Achieving your business objectives

Written by
Ross Coundon

Achieving your business objectives

Written by
Ross Coundon

Achieving your business objectives

Written by
Ross Coundon

Too much work, and not enough resource capacity is a common mantra across many field service companies. Inevitably, some work will not get done. So what work should be done (in-house or otherwise)? What should be postponed? What should be canned?

The default decision is that low priority, routine maintenance work should be the first to go, but sometimes the choices are not that straightforward:

  • Reactive customer work or high priority maintenance?
  • Asset alarm response or high priority maintenance?
  • Asset alarm response or reactive customer work?
  • Customer install appointment or high priority reactive customer work?
  • High priority health and safety inspection or asset alarm response?
  • Time constrained inspection activities or reactive customer work?
  • Any permutation of these and any other work types

For some companies the local operational managers would make that call. Some organisations, particularly the larger ones have moved to a more centralised control of work and the use of scheduling tools. In either mode, at best the decisions made by operational managers or by the dispatch centre were reasonably aligned to corporate strategy, business drivers and operational needs, at worst it's a case of he who shouts loudest prevails!

In theory, corporate strategy and agreed business drivers should set the rules against which work and resource delivery plans are made, and form the basis for decision-making in scheduling.
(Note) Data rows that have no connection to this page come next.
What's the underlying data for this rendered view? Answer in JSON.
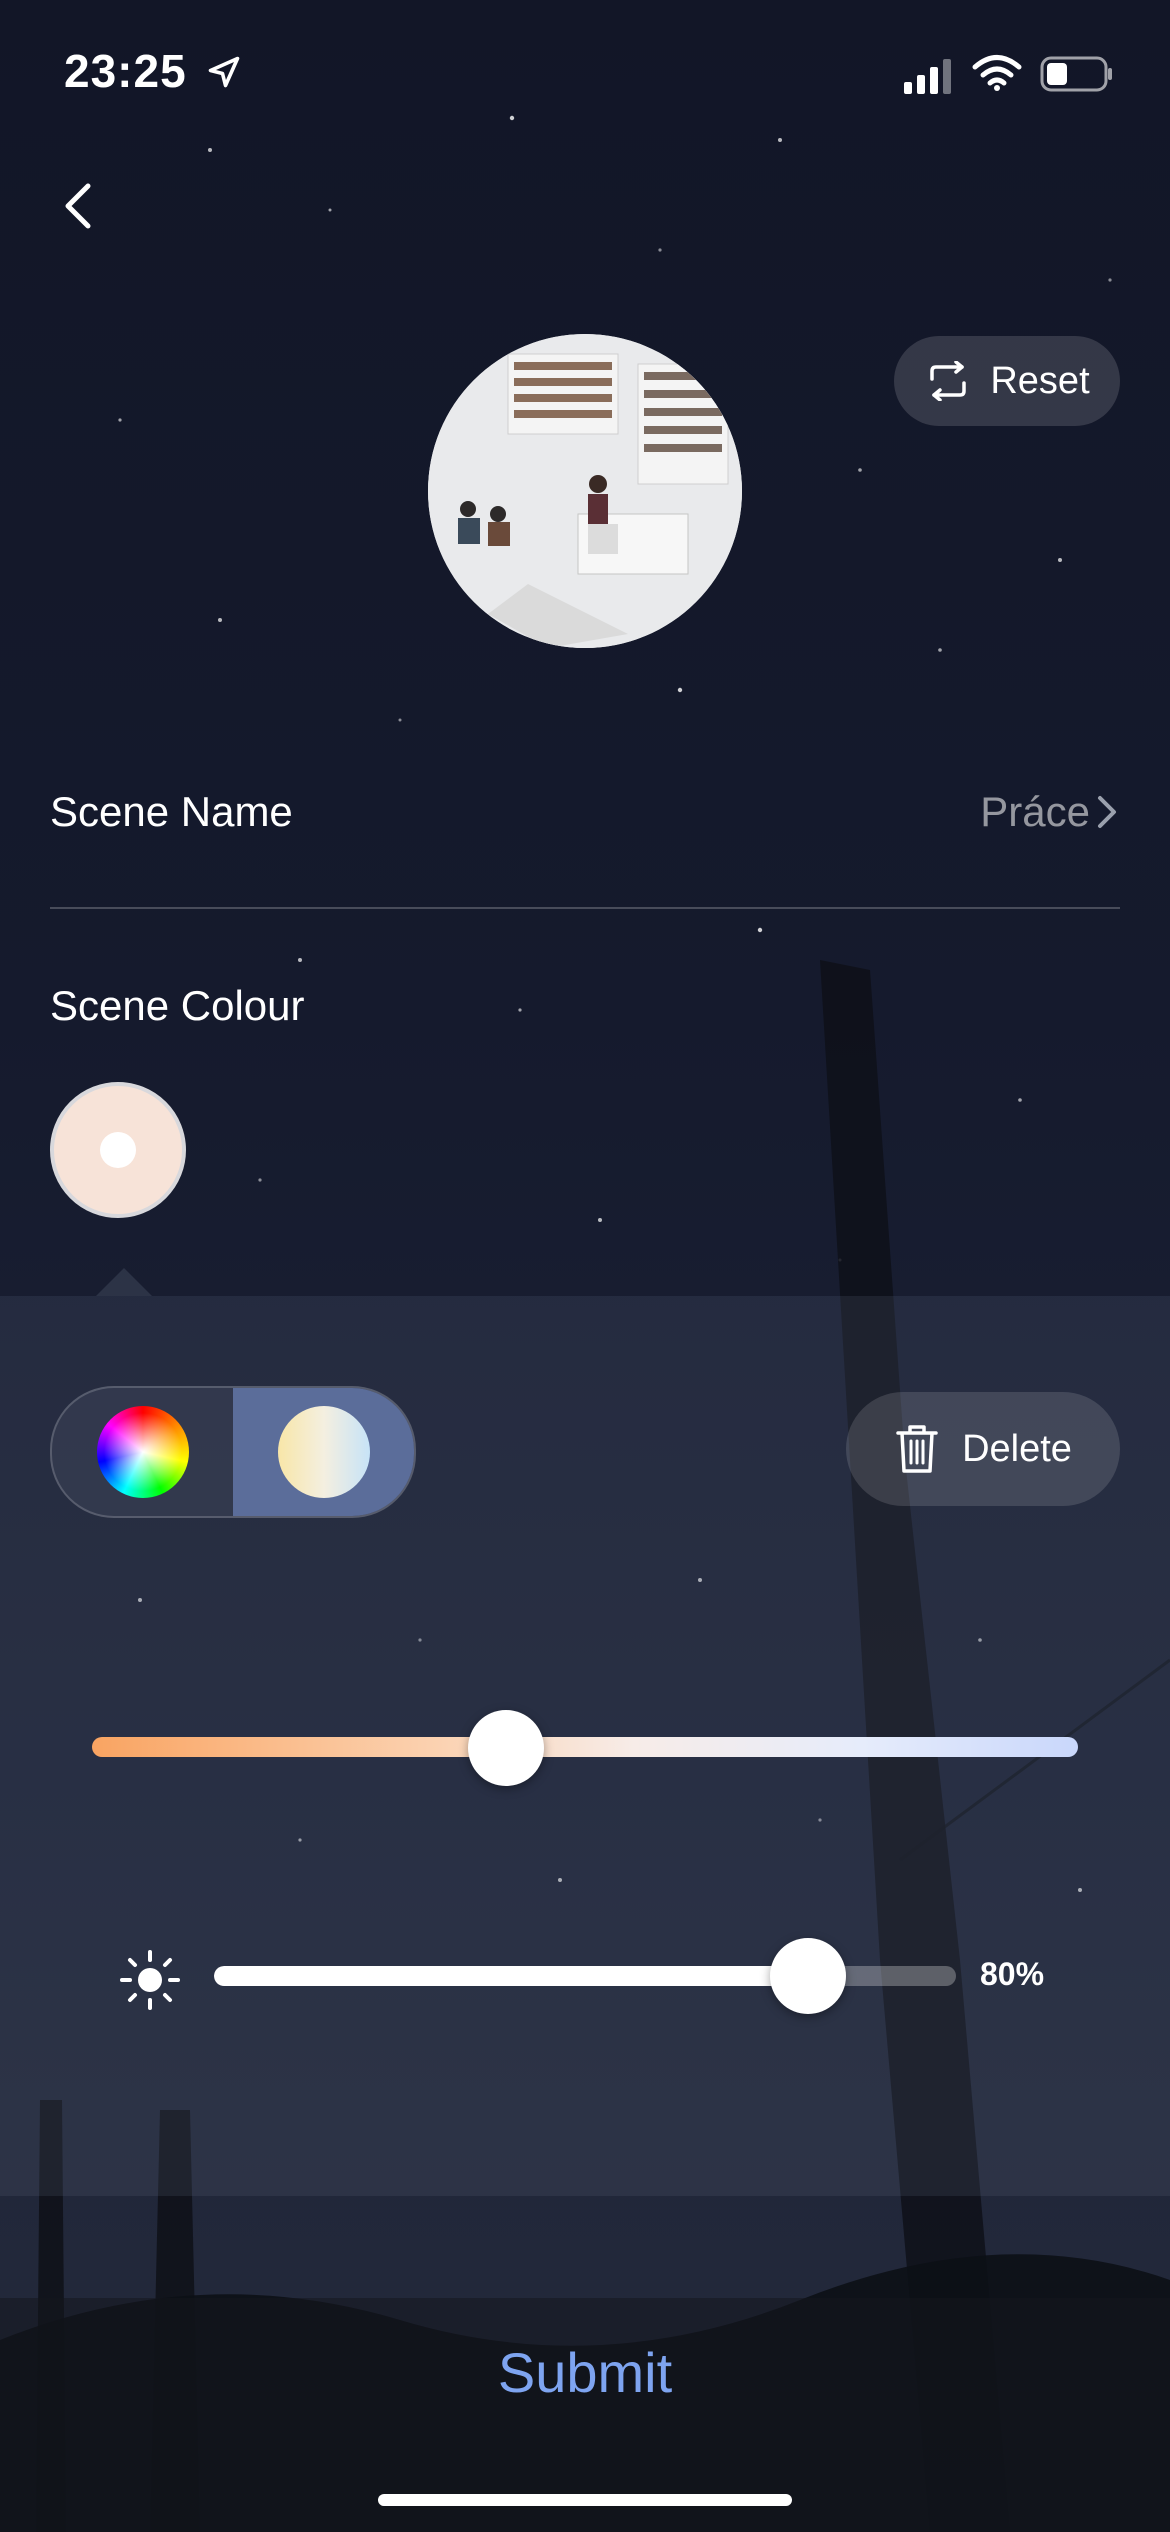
{
  "status_bar": {
    "time": "23:25",
    "icons": [
      "location-arrow-icon",
      "cellular-signal-icon",
      "wifi-icon",
      "battery-icon"
    ]
  },
  "header": {
    "back_icon": "chevron-left-icon",
    "reset_label": "Reset",
    "reset_icon": "repeat-icon"
  },
  "scene": {
    "name_label": "Scene Name",
    "name_value": "Práce",
    "colour_label": "Scene Colour",
    "colour_swatch": "#f7e3d8"
  },
  "colour_panel": {
    "modes": [
      "color-wheel",
      "white-temperature"
    ],
    "active_mode": "white-temperature",
    "delete_label": "Delete",
    "delete_icon": "trash-icon",
    "temperature_position": 0.42,
    "brightness_percent": 80,
    "brightness_label": "80%"
  },
  "footer": {
    "submit_label": "Submit"
  },
  "colors": {
    "accent": "#7ea4f0",
    "active_segment": "#5b6d9a"
  }
}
In pragmatic terms, how good is the alignment of corporate strategy / business drivers to day-to-day operational decisions regarding resource allocation and work prioritisation?

Ask yourself some questions:

  • Are current corporate strategies and agreed business drivers reflected in operational business plans?
  • Is the business plan used as a recurring point of reference?
  • Is the business plan monitored and updated through the year?
  • Or is the business plan submitted, and then put on the shelf to gather dust?
  • Is the business plan aligned to the forward planning of work and resources? (This assumes that forward planning of work and resources is in place)
  • Does your work prioritisation schema and association to types of work reflect what’s important to your business? Does all work have a relative priority?
  • Do the business rules relating to the management of resources (ring-fencing, cross-boundary / cross-process working, use of contractors) reflect business plan imperatives?
  • How confident are you that your business drivers / desired outcomes stated in your business plan are aligned to the rules defined in your scheduling tool?

The commercial drivers for field service businesses are many and varied, with changing demands from customers, competition, regulatory bodies and investors. There is a general move toward a customer focused approach brought about by the prevalence of online social recommendation and research influencing buying decisions. This, in itself, is a game-changer.

No longer can businesses hide below-par customer service.  Often there is so little time to rectify a mistake before the recipient of the poor service shouts to the world about it on Twitter, Facebook, Instagram and LinkedIn.  Getting it right first time is critical and this must influence your planning and work prioritisation.

The desire to deliver a great experience for customers is not a new thing, but the penalties in the digital age of not succeeding are larger than they've ever been. This forces a re-think on what work is most important, and what work should be ring-fenced and prioritised.

The immediate challenge is to intimately understand the business imperatives and their implementation through the field service operation.  Then translate this into the detail that underpins decision making for Planners, Schedulers, and Operational Managers in determining what work gets done and by whom.

This means:

  • A clear work prioritisation schema
  • Published business rules available to all
  • Updates to planning and scheduling systems (includes schedule optimisation and automation)
  • Constant review of plan/outcome achievement

Working with many field service organisation at Leadent, we have seen at first-hand the challenges articulated in this blog. Taking a full perspective of technology, process and people, we work with our clients, across all industries to ensure job and workforce management solutions are configured optimally, aligned to the current needs of the business.

Are your business goals pragmatically reflected in the way you manage your field-based operations? Talk to us if you need some help and fresh ideas.